Segment Open
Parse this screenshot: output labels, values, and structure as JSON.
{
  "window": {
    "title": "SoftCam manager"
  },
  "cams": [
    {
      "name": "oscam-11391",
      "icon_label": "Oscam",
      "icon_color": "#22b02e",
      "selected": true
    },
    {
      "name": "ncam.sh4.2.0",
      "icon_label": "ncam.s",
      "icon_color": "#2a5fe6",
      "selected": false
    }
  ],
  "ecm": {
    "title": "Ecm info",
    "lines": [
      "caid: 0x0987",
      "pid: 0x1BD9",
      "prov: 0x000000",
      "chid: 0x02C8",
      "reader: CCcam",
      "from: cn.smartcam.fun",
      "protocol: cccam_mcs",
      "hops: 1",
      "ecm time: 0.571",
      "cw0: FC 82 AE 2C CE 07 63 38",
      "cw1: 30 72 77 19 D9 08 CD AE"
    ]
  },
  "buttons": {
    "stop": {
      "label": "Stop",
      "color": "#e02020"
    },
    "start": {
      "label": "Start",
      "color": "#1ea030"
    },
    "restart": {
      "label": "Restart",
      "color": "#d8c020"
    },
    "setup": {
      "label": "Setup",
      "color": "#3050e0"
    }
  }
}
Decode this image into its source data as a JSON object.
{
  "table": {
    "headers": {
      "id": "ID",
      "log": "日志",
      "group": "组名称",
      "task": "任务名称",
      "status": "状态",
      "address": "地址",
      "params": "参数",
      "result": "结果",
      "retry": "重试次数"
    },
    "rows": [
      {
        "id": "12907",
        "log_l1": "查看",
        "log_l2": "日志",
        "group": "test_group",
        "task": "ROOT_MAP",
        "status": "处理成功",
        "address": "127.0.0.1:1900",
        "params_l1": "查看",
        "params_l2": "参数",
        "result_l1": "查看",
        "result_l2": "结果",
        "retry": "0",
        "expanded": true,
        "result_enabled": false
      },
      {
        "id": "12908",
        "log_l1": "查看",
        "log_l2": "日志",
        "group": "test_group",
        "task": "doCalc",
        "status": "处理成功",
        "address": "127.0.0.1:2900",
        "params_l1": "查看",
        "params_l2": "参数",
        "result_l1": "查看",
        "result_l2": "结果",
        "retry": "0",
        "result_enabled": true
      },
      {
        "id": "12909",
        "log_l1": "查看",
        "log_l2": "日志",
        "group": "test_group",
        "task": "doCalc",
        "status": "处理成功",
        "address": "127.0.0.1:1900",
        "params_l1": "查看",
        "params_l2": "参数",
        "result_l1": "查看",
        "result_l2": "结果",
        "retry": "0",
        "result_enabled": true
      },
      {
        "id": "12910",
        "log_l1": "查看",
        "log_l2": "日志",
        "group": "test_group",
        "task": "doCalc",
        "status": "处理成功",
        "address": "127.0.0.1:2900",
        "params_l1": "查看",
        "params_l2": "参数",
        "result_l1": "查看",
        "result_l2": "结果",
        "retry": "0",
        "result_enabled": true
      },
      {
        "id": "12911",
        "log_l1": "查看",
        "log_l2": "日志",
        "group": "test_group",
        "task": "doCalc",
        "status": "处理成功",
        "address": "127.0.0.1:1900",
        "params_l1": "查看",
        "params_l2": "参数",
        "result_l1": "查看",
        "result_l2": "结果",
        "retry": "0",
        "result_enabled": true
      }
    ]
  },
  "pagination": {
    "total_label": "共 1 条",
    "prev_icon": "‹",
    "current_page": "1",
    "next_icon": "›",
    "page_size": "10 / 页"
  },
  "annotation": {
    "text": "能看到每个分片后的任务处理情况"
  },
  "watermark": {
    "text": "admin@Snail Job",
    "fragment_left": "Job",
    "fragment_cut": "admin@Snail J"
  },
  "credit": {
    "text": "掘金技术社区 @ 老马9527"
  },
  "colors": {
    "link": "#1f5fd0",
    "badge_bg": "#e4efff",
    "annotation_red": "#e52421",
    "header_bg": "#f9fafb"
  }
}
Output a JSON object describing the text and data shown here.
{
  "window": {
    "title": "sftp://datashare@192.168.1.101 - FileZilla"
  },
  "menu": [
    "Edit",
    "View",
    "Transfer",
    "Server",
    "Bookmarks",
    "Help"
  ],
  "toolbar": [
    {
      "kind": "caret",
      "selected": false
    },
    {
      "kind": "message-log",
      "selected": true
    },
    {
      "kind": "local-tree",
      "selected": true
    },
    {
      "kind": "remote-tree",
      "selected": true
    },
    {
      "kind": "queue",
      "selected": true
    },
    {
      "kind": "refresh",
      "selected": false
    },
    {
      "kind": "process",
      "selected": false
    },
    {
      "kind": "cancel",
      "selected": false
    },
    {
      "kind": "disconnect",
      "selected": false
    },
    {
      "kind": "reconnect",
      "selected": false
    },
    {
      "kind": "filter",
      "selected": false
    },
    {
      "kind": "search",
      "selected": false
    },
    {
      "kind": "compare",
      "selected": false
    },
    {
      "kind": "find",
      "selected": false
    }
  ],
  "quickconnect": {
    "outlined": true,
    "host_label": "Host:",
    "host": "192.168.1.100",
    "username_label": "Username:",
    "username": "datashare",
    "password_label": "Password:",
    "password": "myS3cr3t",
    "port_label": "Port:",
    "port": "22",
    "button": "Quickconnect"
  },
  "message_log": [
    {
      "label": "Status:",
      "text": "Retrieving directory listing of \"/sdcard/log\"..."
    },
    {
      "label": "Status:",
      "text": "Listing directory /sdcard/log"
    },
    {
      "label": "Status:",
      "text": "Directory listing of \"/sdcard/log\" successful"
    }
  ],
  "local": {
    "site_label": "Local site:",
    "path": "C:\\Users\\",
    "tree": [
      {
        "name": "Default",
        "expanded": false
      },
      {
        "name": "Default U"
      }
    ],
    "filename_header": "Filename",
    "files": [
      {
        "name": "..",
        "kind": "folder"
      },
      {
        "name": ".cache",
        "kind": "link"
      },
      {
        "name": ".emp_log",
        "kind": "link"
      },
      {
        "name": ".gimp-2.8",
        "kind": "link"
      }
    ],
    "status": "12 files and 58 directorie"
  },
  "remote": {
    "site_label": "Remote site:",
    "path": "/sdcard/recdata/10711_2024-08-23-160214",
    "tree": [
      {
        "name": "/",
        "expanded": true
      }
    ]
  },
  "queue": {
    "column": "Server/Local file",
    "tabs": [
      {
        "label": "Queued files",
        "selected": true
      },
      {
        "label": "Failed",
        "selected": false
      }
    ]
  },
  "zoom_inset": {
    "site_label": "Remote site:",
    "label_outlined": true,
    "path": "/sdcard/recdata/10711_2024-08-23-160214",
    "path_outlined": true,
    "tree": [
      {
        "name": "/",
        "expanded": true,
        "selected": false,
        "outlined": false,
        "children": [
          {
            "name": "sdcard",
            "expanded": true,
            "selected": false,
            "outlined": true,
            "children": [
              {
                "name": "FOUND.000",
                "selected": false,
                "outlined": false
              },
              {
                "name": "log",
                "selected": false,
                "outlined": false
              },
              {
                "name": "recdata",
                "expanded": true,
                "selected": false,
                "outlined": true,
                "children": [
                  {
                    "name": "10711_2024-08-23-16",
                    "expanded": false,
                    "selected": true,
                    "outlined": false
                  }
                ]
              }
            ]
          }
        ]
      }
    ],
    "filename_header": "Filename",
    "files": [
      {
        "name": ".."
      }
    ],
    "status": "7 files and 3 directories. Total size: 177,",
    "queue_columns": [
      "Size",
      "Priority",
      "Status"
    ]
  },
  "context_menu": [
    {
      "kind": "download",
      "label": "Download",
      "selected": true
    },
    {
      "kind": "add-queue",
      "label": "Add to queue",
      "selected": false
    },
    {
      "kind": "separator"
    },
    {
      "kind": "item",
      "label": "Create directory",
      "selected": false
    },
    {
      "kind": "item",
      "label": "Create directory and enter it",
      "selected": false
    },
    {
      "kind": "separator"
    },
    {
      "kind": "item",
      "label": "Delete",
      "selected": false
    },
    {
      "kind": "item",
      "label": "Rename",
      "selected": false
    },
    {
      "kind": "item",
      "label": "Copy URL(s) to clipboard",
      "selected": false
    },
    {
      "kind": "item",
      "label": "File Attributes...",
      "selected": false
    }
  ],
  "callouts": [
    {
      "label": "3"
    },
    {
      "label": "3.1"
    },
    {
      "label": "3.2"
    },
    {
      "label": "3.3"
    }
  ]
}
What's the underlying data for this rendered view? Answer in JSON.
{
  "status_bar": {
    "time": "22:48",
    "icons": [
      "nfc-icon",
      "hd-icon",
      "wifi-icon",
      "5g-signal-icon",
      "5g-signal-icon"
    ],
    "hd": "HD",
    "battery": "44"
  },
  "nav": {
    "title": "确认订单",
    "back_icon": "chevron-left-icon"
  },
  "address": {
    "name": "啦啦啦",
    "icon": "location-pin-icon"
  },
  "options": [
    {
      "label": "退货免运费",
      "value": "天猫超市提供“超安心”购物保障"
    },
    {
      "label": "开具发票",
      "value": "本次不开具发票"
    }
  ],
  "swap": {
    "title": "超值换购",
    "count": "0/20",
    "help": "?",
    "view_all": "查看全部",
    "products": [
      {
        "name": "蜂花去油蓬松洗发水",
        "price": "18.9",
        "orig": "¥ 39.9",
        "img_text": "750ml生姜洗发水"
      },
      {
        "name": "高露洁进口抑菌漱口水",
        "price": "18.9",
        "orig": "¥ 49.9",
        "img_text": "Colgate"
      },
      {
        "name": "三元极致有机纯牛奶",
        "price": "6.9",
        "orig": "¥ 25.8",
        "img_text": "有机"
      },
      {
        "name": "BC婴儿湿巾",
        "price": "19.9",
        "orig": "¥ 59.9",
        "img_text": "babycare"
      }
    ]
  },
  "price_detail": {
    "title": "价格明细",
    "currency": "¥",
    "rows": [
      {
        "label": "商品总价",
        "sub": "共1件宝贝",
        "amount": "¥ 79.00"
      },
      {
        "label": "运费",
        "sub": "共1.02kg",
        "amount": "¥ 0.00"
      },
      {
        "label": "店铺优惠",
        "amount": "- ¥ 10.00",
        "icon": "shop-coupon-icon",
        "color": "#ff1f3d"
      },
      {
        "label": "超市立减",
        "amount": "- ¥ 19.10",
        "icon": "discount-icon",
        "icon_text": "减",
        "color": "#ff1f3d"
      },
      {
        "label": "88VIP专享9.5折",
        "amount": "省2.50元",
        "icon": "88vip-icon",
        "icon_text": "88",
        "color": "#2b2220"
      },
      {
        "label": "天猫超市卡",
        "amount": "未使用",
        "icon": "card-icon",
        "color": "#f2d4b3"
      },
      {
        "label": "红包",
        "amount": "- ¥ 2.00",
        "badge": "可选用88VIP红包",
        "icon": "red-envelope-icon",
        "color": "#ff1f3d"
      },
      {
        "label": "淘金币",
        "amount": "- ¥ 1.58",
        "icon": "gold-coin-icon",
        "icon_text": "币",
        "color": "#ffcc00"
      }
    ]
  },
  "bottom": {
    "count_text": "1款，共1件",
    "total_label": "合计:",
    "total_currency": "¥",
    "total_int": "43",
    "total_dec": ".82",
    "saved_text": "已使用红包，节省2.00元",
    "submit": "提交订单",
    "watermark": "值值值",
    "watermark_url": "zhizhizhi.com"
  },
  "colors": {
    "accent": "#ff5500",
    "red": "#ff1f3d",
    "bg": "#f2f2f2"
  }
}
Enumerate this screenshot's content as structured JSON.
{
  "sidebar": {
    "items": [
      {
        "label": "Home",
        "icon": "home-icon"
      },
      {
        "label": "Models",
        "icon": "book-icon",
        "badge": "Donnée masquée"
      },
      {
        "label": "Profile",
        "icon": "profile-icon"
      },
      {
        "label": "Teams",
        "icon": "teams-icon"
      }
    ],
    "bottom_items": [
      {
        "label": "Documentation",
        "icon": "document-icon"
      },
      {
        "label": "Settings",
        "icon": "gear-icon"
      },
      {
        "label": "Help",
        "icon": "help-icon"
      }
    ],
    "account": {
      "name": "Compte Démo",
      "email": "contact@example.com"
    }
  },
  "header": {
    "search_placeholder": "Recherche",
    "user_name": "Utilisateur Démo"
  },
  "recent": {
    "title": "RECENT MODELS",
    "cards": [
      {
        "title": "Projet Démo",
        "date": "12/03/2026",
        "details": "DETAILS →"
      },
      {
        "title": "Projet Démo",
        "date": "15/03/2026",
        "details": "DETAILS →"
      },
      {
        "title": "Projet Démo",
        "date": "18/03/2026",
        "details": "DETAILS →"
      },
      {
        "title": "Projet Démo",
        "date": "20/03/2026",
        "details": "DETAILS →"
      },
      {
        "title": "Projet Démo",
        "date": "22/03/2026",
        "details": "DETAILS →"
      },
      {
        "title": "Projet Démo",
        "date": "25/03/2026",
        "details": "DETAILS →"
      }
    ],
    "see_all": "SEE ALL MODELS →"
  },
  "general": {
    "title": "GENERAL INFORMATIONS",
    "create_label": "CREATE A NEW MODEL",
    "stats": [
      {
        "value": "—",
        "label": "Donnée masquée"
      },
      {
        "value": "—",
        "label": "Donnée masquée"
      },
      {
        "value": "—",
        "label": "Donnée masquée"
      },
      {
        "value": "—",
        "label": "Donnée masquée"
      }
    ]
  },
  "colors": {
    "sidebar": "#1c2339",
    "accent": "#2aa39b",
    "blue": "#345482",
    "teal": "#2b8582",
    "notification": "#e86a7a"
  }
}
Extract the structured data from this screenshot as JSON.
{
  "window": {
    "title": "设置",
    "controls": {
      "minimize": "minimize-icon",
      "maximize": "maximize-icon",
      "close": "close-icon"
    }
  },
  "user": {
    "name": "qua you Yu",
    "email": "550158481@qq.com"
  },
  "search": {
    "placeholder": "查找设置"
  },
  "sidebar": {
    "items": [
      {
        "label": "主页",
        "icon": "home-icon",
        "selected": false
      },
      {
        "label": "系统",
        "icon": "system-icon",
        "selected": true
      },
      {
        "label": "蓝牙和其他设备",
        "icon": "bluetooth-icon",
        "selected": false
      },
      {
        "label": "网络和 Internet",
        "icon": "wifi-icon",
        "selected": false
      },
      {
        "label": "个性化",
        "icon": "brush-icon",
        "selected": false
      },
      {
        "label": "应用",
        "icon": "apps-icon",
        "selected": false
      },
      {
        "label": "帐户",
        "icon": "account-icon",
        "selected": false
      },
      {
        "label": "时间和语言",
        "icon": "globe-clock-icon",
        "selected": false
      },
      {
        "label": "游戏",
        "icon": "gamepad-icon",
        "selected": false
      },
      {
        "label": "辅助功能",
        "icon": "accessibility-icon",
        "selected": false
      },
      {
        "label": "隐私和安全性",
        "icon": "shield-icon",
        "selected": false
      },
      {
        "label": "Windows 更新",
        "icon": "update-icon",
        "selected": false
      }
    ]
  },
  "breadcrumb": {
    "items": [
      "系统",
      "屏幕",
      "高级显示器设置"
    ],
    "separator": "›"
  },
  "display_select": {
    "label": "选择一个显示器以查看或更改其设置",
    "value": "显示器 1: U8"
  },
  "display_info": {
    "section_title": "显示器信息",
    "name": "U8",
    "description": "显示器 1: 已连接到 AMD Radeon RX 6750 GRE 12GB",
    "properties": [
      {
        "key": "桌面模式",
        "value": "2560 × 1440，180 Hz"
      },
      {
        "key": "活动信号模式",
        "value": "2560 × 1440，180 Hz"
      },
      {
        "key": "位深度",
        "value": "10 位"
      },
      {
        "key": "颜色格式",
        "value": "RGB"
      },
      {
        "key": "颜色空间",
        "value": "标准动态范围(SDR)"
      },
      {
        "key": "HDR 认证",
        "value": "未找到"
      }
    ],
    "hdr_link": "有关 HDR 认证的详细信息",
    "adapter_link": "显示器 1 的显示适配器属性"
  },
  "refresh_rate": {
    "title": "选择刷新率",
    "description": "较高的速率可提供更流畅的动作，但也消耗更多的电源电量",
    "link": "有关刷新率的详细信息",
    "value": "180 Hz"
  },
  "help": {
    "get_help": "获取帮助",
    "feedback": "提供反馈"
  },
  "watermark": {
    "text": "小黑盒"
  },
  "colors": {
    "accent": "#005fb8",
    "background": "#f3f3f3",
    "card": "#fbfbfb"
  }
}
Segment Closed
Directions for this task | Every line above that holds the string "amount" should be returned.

Result |
        "amount": "¥ 79.00"
        "amount": "¥ 0.00"
        "amount": "- ¥ 10.00",
        "amount": "- ¥ 19.10",
        "amount": "省2.50元",
        "amount": "未使用",
        "amount": "- ¥ 2.00",
        "amount": "- ¥ 1.58",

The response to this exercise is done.